Minnesota’s Supreme Court on Tuesday dismissed a lawsuit challenging the funding plan for a new Vikings football stadium, eliminating a legal obstacle that threatened a last-minute derailment of the project.
The big dig is on. Construction on a new Vikings stadium is well underway. In fact, it’s going so fast that the demolition of the old Dome could happen soon. Mortenson Construction Company, the builder of the new stadium, has already removed 100,000 tons of dirt, creating a vast hole that is essentially a foundation for the new facility. Workers are putting in the pilings to secure the outer perimeter. All of this is in preparation for the last Dome event: the Vikings game against the Lions on Dec. 29.
Minnesota’s governor is losing his office — literally. Gov. Mark Dayton and his staff have about six months left in their two-floor suite before a massive renovation to the century-old Capitol displaces them.
There was a slight rise in fatal workplace injuries in Minnesota last year compared to 2011, according to a report released Thursday by the Bureau of Labor Statistics. Officials said 70 people died last year in work-related incidents, which is 10 more than 2011’s all-time low of 60.
The Minnesota Supreme Court says a private business working on a construction project for the St. Louis County School District does not have to provide subcontractor data under open records laws. The decision reverses an earlier ruling by the state Court of Appeals.
The groundbreaking for the new Minnesota Vikings stadium will be on Tuesday, Dec. 3. The Minnesota Sports Facilities Authority confirmed the date Tuesday. It’s the official start of construction on the nearly $1 billion football stadium that will be built at the current Metrodome site.
A 75-year-old bicyclist was killed when he was struck by a construction vehicle in Otter Tail County Thursday afternoon. According to the Minnesota State Patrol, the crash happened along 145h Street.
Gov. Mark Dayton’s administration is directing $300 million into ten highway construction projects meant to break up bottlenecks and improve freight movement around the state. Dayton and Transportation Commissioner Charlie Zelle announced the projects Thursday.
A price tag of $975 million won’t be enough to cover building the new Vikings stadium the way the team wants it. The team and the Minnesota Sports Facilities Authority may have to cut back some desired perks to stay within budget.

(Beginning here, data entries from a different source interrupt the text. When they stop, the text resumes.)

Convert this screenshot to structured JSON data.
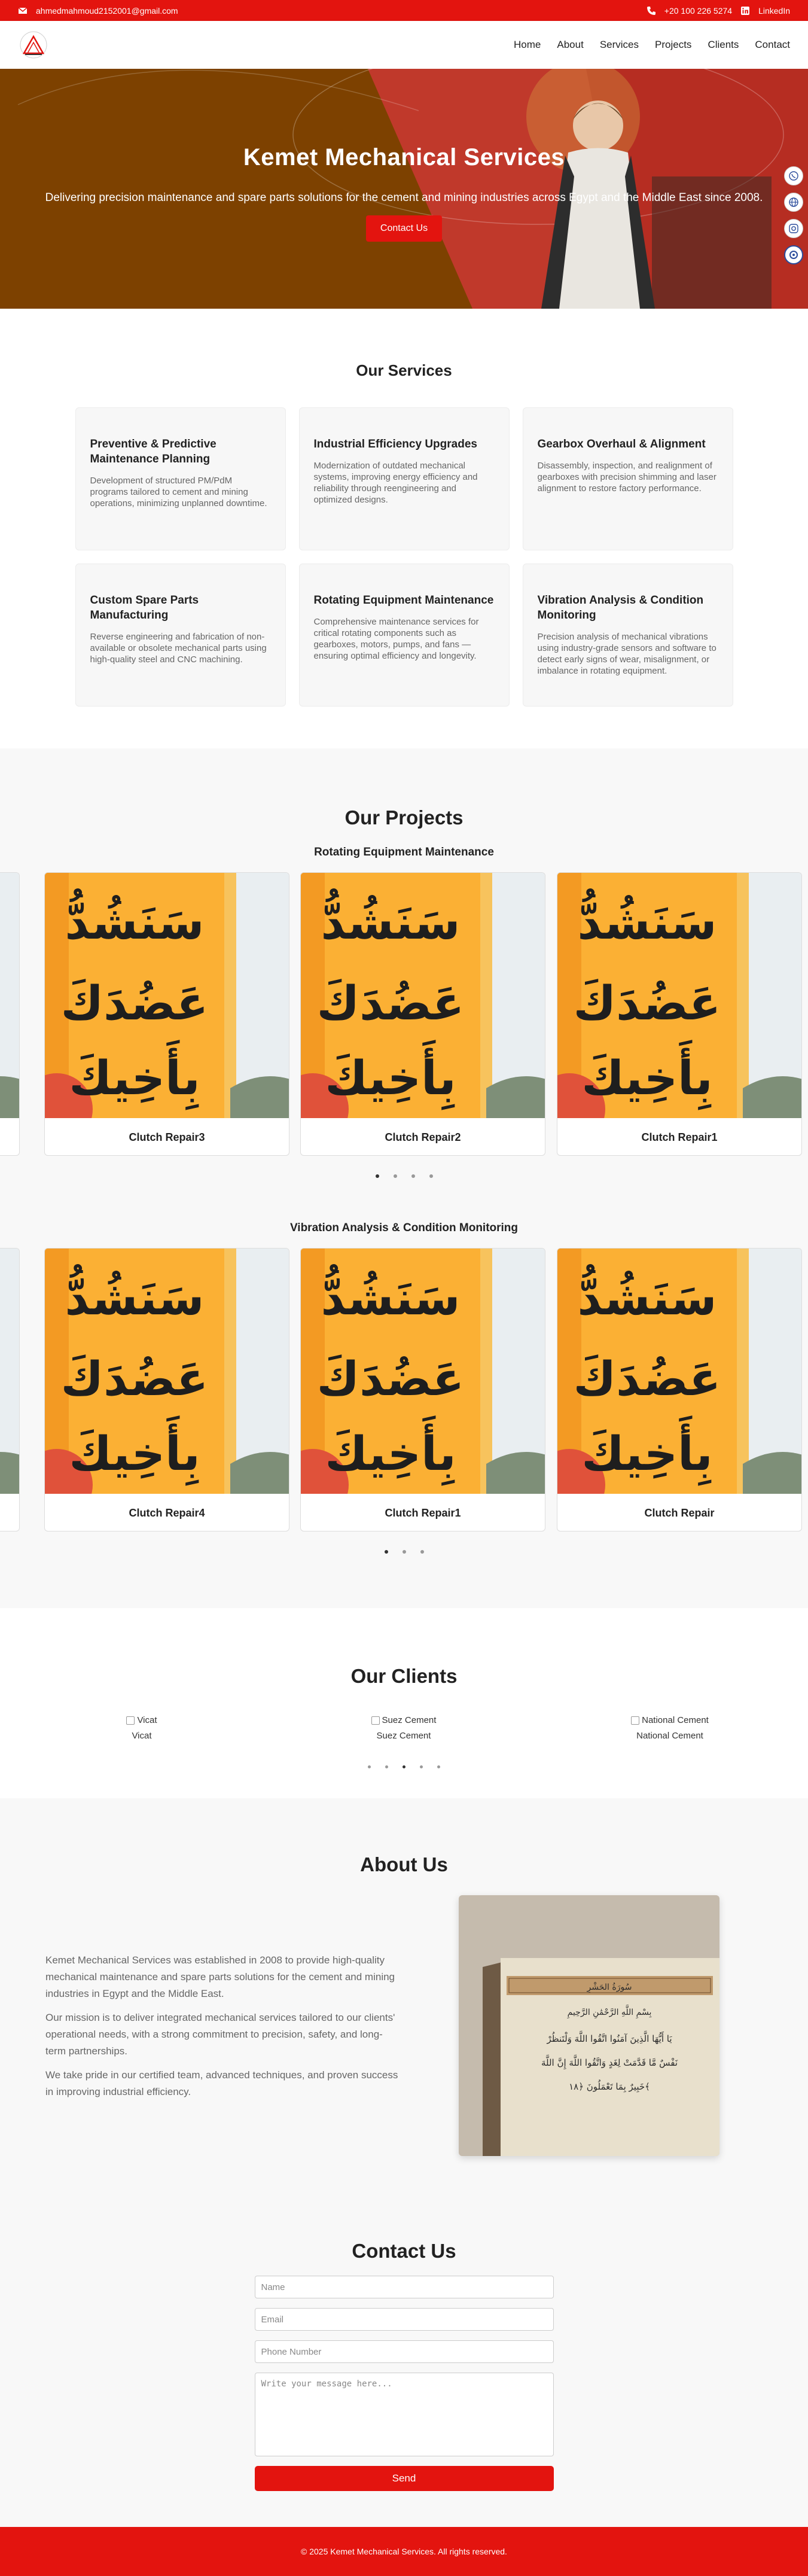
{
  "topbar": {
    "email": "ahmedmahmoud2152001@gmail.com",
    "phone": "+20 100 226 5274",
    "linkedin": "LinkedIn"
  },
  "nav": {
    "links": [
      "Home",
      "About",
      "Services",
      "Projects",
      "Clients",
      "Contact"
    ]
  },
  "hero": {
    "title": "Kemet Mechanical Services",
    "subtitle": "Delivering precision maintenance and spare parts solutions for the cement and mining industries across Egypt and the Middle East since 2008.",
    "cta": "Contact Us"
  },
  "services": {
    "title": "Our Services",
    "items": [
      {
        "title": "Preventive & Predictive Maintenance Planning",
        "desc": "Development of structured PM/PdM programs tailored to cement and mining operations, minimizing unplanned downtime."
      },
      {
        "title": "Industrial Efficiency Upgrades",
        "desc": "Modernization of outdated mechanical systems, improving energy efficiency and reliability through reengineering and optimized designs."
      },
      {
        "title": "Gearbox Overhaul & Alignment",
        "desc": "Disassembly, inspection, and realignment of gearboxes with precision shimming and laser alignment to restore factory performance."
      },
      {
        "title": "Custom Spare Parts Manufacturing",
        "desc": "Reverse engineering and fabrication of non-available or obsolete mechanical parts using high-quality steel and CNC machining."
      },
      {
        "title": "Rotating Equipment Maintenance",
        "desc": "Comprehensive maintenance services for critical rotating components such as gearboxes, motors, pumps, and fans — ensuring optimal efficiency and longevity."
      },
      {
        "title": "Vibration Analysis & Condition Monitoring",
        "desc": "Precision analysis of mechanical vibrations using industry-grade sensors and software to detect early signs of wear, misalignment, or imbalance in rotating equipment."
      }
    ]
  },
  "projects": {
    "title": "Our Projects",
    "groups": [
      {
        "title": "Rotating Equipment Maintenance",
        "captions": [
          "Clutch Repair3",
          "Clutch Repair2",
          "Clutch Repair1"
        ],
        "dots": 4,
        "active_dot": 0
      },
      {
        "title": "Vibration Analysis & Condition Monitoring",
        "captions": [
          "Clutch Repair4",
          "Clutch Repair1",
          "Clutch Repair"
        ],
        "dots": 3,
        "active_dot": 0
      }
    ],
    "image_text": [
      "سَنَشُدُّ",
      "عَضُدَكَ",
      "بِأَخِيكَ"
    ]
  },
  "clients": {
    "title": "Our Clients",
    "items": [
      {
        "alt": "Vicat",
        "name": "Vicat"
      },
      {
        "alt": "Suez Cement",
        "name": "Suez Cement"
      },
      {
        "alt": "National Cement",
        "name": "National Cement"
      }
    ],
    "dots": 5,
    "active_dot": 2
  },
  "about": {
    "title": "About Us",
    "paragraphs": [
      "Kemet Mechanical Services was established in 2008 to provide high-quality mechanical maintenance and spare parts solutions for the cement and mining industries in Egypt and the Middle East.",
      "Our mission is to deliver integrated mechanical services tailored to our clients' operational needs, with a strong commitment to precision, safety, and long-term partnerships.",
      "We take pride in our certified team, advanced techniques, and proven success in improving industrial efficiency."
    ],
    "book_header": "سُورَةُ الحَشْرِ",
    "book_lines": [
      "بِسْمِ اللَّهِ الرَّحْمَٰنِ الرَّحِيمِ",
      "يَا أَيُّهَا الَّذِينَ آمَنُوا اتَّقُوا اللَّهَ وَلْتَنظُرْ",
      "نَفْسٌ مَّا قَدَّمَتْ لِغَدٍ وَاتَّقُوا اللَّهَ إِنَّ اللَّهَ",
      "خَبِيرٌ بِمَا تَعْمَلُونَ ﴿١٨﴾"
    ]
  },
  "contact": {
    "title": "Contact Us",
    "name_placeholder": "Name",
    "email_placeholder": "Email",
    "phone_placeholder": "Phone Number",
    "message_placeholder": "Write your message here...",
    "send": "Send"
  },
  "footer": {
    "text": "© 2025 Kemet Mechanical Services. All rights reserved."
  },
  "colors": {
    "brand_red": "#e3140f",
    "hero_brown": "#7a3b00",
    "light_bg": "#f8f8f8"
  },
  "icons": [
    "envelope-icon",
    "phone-icon",
    "linkedin-icon",
    "whatsapp-icon",
    "globe-icon",
    "instagram-icon",
    "chat-icon",
    "broken-image-icon"
  ]
}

Crews responded to a church in Nisswa after a collapse occurred while workers were constructing an addition. Authorities said the collapse happened at the Timberwood Church on Highway 371 at about 7:15 a.m. Friday.

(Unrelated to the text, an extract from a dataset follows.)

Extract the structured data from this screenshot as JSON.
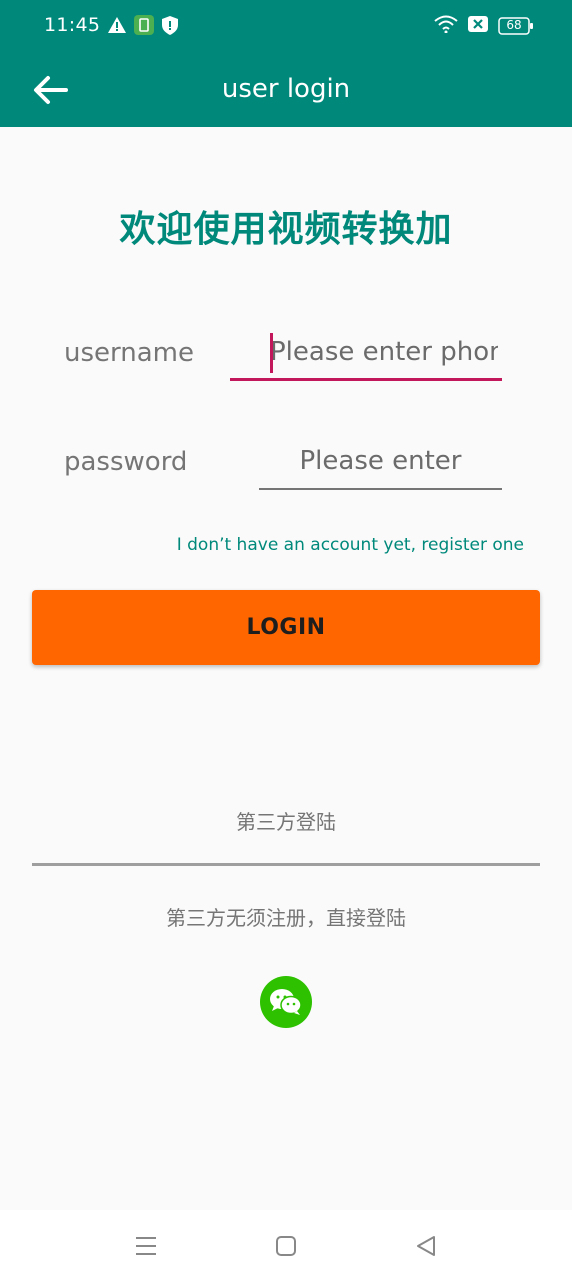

Construction crews working in St. Paul accidentally ruptured a gas line Wednesday morning. The accident happened at about 10:15 a.m. near the area of Farrington Street and Arlington Avenue.
Officials with Ryan Companies Construction said work will continue at the site of the new St. Paul Saints stadium on Wednesday, eight days after a worker was killed in a construction accident.
Shutterfly broke ground Tuesday on a $60 million Shakopee facility. The online photo-sharing site will employ up to 1,000 full and part time employees.
Rescue crews have responded to a reported partial building collapse in St. Paul Tuesday morning. Early reports say the collapse is near the 300 block of East 5th Street.
If you have travel plans for Labor Day weekend, be prepared for a little traffic. MnDOT Director of Communications Kevin Gutknecht says there won’t be any construction going on, but the road work areas will still mean road closures and slower speed limits. “There are a number of work zones that folks may encounter during their holiday weekend travel,” Gutknecht said. “Work zones can still be dangerous places, so folks should slow down, take their time and proceed cautiously.”